Dataset rows for apps and sites
##############################

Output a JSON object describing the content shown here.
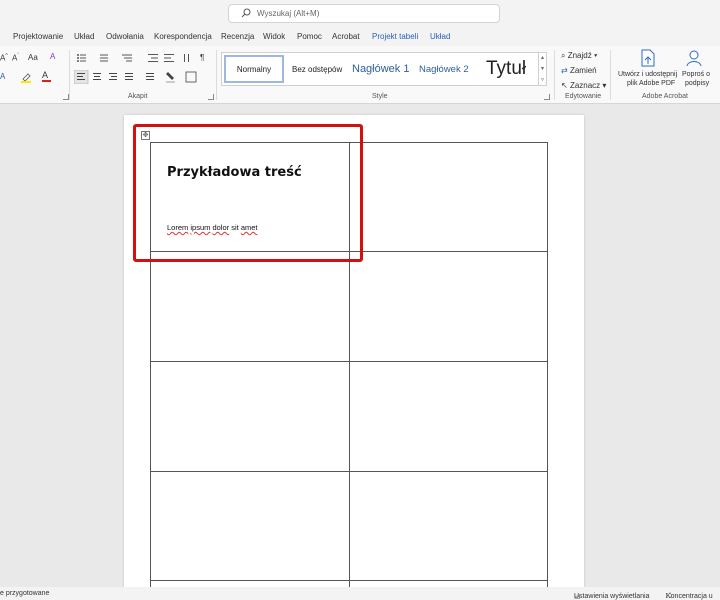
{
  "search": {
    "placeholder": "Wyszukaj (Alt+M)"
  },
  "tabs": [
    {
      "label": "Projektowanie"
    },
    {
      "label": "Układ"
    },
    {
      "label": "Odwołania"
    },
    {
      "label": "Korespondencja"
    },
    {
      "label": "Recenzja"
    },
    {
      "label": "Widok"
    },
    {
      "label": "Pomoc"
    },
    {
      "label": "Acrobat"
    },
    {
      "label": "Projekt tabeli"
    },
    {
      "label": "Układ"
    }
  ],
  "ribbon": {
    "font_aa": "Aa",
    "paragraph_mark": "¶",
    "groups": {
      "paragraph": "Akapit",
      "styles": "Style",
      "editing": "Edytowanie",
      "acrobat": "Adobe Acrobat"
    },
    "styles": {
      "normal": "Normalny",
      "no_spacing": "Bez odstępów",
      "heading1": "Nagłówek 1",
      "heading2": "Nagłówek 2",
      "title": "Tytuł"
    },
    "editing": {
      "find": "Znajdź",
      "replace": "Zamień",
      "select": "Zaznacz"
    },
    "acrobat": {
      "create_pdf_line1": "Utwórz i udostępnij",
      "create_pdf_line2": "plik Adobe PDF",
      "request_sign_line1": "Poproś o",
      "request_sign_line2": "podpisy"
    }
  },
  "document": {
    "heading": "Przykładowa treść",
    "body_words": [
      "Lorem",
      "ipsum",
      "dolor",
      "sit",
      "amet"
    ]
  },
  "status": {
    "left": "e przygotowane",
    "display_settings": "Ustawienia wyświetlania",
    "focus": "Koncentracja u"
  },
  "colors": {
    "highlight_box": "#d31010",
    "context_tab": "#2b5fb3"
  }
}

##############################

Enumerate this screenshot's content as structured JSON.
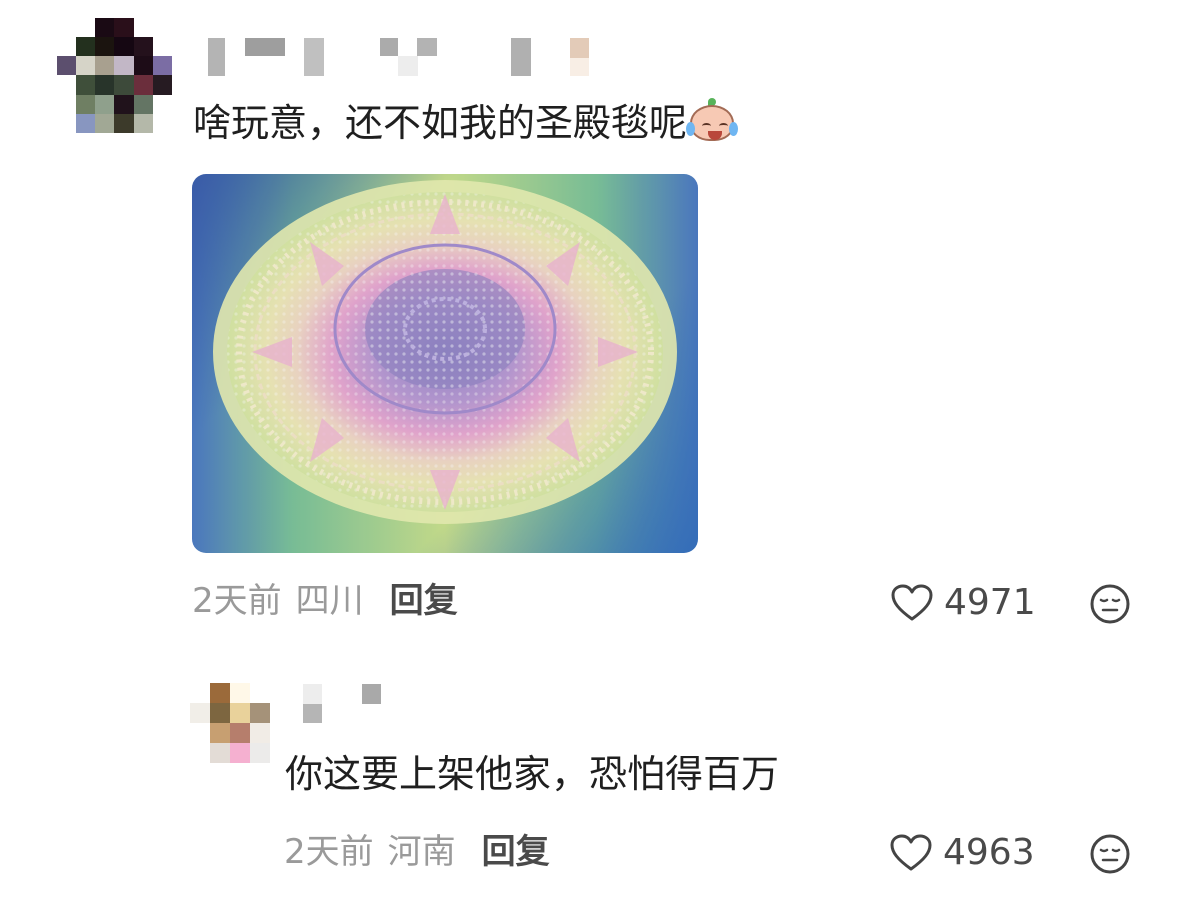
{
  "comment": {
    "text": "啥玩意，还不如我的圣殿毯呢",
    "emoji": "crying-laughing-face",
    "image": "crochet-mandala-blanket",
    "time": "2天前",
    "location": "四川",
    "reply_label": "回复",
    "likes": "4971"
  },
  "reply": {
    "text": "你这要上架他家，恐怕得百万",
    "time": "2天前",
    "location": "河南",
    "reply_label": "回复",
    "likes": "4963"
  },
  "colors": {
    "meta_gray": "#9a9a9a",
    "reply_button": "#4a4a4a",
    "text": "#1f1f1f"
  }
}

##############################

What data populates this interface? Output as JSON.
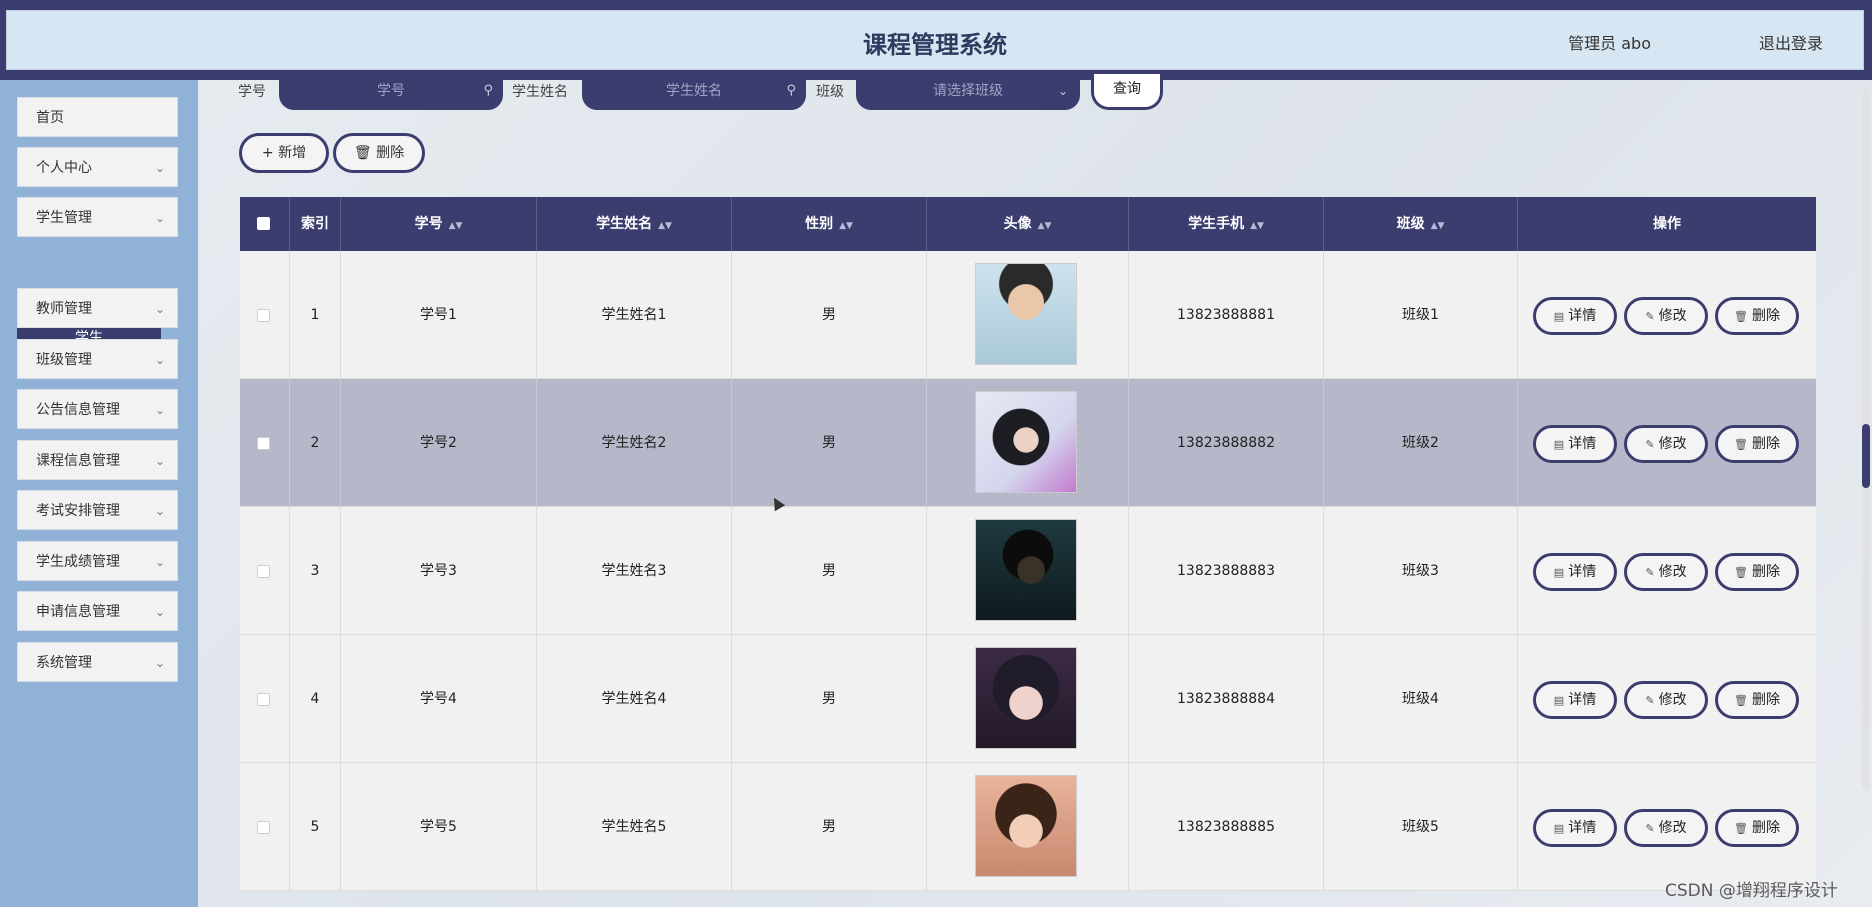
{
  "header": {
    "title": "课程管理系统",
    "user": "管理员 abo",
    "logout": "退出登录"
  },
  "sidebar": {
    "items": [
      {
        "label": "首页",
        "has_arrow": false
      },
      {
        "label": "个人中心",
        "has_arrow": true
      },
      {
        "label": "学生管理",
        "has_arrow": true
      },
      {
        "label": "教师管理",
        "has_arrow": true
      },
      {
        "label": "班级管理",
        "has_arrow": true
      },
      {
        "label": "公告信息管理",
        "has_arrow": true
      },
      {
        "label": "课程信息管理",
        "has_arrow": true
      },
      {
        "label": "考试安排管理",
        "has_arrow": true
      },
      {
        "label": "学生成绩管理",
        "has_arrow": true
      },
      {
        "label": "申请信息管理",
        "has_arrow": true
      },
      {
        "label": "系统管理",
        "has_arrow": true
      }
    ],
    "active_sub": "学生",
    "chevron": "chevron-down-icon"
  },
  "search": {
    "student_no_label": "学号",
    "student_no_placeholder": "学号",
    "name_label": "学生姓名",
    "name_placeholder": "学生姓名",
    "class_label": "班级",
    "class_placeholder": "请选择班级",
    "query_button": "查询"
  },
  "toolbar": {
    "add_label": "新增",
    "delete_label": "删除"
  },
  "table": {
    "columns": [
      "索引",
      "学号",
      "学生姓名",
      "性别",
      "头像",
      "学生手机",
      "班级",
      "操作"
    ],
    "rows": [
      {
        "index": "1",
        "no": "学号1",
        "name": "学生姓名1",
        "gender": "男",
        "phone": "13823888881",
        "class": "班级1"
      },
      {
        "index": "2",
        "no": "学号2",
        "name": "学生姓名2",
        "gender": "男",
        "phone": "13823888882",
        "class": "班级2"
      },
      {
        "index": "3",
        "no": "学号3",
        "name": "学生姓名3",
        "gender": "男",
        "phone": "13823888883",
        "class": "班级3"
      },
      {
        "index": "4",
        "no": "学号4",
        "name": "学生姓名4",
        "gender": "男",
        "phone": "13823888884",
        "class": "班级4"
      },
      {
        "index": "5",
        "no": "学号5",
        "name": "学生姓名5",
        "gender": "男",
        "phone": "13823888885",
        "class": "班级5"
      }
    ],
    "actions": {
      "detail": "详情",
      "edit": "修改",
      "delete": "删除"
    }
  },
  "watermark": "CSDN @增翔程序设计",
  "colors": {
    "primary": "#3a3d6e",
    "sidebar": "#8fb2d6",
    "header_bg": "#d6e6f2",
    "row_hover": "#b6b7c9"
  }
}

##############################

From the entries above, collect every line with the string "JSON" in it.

Output a JSON object describing the content shown here.
Enumerate this screenshot's content as structured JSON.
What data populates this interface? Output as JSON.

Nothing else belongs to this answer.